Entries from a dataset of interfaces
*** Begin section ***

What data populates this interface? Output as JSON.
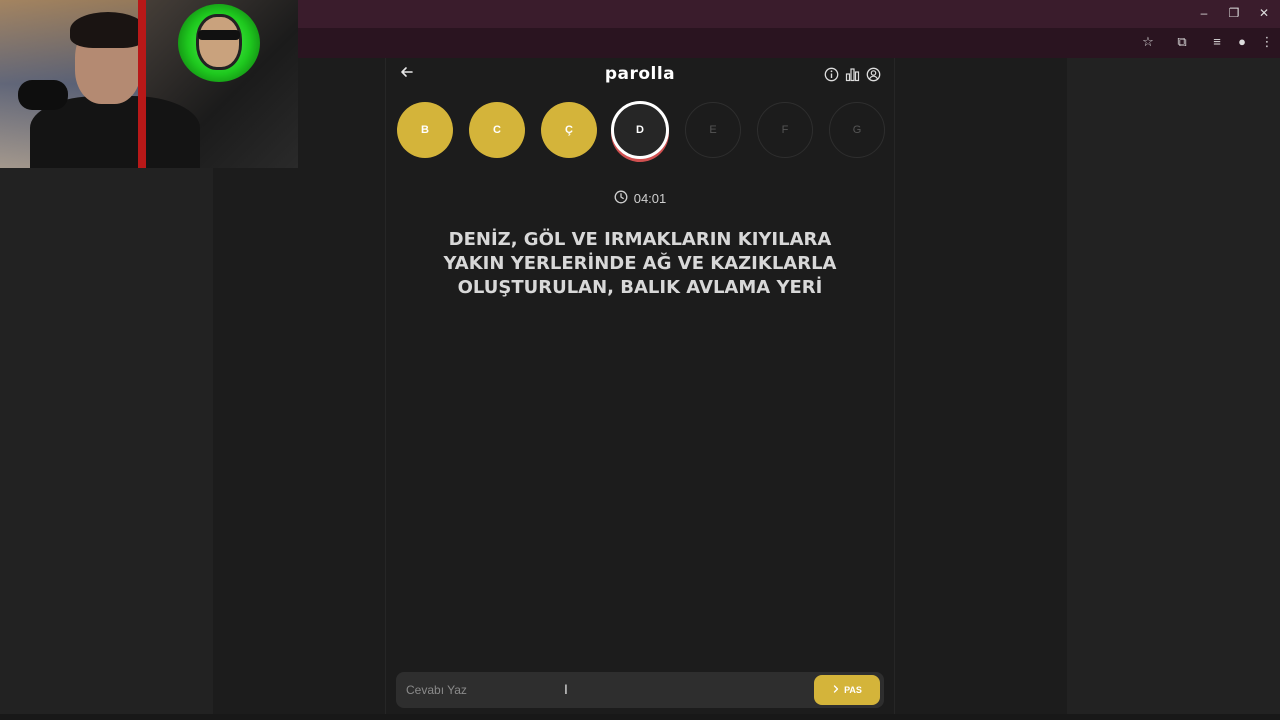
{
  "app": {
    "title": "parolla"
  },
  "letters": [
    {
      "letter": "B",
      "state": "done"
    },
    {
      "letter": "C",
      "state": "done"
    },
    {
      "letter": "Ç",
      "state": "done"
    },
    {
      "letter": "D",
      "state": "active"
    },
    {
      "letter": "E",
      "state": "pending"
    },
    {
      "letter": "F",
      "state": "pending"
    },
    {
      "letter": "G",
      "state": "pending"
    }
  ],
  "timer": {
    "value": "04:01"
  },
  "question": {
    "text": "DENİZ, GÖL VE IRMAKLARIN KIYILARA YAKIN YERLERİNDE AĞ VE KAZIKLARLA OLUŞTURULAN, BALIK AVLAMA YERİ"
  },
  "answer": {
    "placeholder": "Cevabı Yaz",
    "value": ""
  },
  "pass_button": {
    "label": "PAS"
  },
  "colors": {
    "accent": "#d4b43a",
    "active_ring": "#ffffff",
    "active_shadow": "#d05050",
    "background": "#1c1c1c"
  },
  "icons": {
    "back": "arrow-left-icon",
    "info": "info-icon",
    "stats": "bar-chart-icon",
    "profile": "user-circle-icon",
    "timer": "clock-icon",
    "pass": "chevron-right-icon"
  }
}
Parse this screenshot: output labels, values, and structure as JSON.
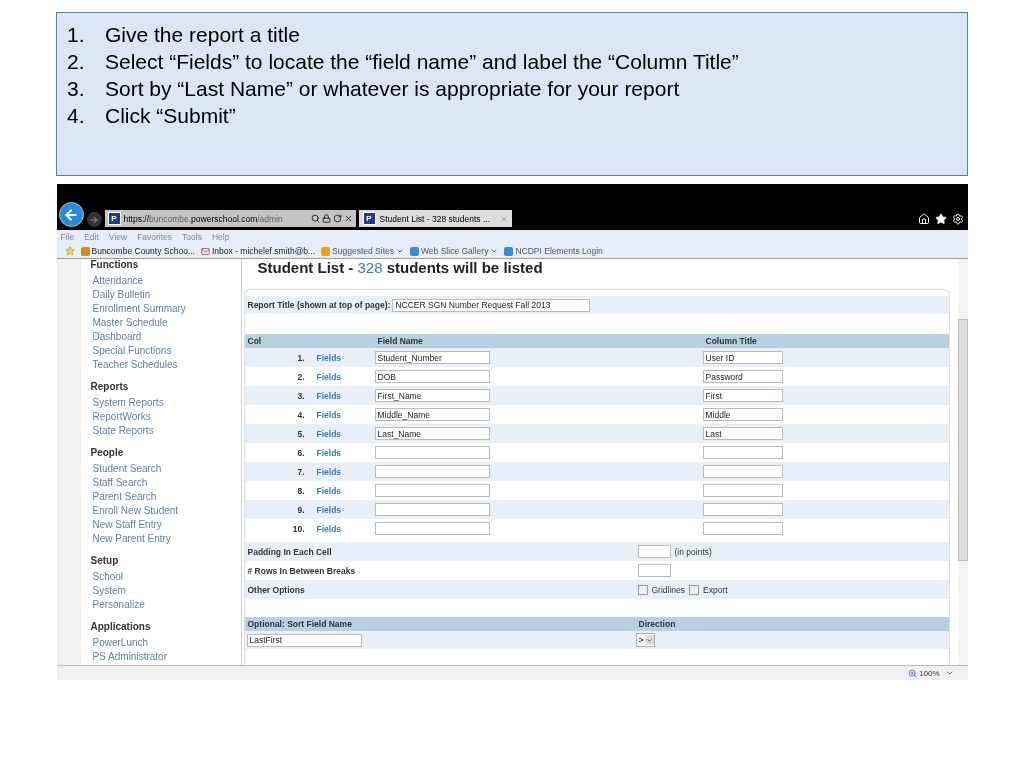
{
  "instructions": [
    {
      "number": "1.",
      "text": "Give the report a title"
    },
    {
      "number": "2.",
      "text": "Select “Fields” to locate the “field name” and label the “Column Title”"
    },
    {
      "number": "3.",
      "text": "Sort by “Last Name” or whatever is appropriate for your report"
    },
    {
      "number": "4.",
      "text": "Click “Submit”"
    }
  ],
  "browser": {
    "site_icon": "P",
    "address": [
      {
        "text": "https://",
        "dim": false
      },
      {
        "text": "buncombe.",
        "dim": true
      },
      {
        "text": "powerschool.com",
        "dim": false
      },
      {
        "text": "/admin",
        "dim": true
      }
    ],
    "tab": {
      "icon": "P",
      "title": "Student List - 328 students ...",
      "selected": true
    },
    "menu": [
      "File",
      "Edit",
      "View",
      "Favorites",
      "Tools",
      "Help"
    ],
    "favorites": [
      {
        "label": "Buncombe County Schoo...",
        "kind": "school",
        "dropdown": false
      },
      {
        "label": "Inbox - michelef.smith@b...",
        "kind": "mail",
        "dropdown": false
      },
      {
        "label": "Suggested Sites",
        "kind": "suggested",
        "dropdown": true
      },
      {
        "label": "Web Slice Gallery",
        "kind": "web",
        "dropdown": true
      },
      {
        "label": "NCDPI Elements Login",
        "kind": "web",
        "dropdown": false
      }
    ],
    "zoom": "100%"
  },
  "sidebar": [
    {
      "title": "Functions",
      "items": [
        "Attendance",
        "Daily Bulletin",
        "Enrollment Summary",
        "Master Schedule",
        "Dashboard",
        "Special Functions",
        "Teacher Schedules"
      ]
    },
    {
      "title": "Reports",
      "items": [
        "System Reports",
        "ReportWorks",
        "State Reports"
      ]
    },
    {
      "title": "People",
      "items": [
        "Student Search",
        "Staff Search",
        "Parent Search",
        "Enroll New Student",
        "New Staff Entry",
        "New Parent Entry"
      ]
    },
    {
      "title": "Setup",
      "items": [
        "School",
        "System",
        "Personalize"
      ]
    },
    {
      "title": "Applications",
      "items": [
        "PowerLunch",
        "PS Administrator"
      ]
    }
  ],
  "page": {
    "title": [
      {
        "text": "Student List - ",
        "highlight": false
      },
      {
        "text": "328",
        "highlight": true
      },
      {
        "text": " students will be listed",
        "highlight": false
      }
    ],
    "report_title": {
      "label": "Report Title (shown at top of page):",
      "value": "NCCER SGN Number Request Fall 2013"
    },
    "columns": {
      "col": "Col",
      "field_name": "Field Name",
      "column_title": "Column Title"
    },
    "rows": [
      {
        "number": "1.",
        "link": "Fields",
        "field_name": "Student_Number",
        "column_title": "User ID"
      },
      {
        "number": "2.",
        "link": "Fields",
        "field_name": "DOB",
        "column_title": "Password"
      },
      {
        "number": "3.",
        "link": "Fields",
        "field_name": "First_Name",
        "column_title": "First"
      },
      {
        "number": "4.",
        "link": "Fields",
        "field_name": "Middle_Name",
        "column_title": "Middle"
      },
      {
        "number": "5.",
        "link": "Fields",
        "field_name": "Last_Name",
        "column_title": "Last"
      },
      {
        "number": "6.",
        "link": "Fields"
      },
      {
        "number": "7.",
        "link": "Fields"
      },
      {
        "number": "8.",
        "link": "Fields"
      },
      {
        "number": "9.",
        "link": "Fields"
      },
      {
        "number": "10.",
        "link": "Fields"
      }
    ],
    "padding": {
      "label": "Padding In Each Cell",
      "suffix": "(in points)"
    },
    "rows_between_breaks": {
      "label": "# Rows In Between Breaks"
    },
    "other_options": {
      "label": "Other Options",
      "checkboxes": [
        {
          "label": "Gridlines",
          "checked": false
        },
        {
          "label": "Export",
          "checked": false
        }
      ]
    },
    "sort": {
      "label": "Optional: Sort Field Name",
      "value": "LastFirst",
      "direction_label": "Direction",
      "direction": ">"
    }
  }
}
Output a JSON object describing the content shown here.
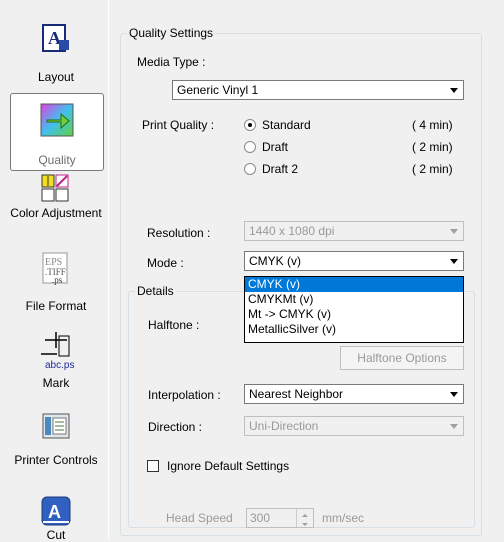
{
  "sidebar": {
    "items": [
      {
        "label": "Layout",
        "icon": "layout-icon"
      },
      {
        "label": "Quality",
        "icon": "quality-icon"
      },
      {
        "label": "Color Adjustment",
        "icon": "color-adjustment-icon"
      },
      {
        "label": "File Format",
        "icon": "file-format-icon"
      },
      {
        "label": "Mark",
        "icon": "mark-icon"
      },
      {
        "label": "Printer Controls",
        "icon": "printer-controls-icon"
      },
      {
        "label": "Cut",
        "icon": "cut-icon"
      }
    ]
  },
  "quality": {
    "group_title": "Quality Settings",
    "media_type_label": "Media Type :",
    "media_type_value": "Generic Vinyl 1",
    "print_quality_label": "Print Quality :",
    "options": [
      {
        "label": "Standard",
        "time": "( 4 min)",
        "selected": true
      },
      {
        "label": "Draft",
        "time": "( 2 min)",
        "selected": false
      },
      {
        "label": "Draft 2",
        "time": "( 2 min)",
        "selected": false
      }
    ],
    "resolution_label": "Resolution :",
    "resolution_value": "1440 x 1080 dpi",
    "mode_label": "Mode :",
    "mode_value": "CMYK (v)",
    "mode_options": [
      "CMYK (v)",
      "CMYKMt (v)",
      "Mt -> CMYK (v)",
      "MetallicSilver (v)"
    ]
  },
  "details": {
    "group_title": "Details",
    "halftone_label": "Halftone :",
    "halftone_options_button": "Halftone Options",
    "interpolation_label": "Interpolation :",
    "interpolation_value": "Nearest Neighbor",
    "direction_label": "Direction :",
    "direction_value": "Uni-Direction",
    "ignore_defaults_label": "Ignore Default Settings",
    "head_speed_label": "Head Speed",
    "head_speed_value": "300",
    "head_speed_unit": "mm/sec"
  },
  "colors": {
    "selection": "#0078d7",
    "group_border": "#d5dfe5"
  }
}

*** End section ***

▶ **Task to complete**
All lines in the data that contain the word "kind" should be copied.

▶ **Expected answer**
        "kind": "school",
        "kind": "mail",
        "kind": "suggested",
        "kind": "web",
        "kind": "web",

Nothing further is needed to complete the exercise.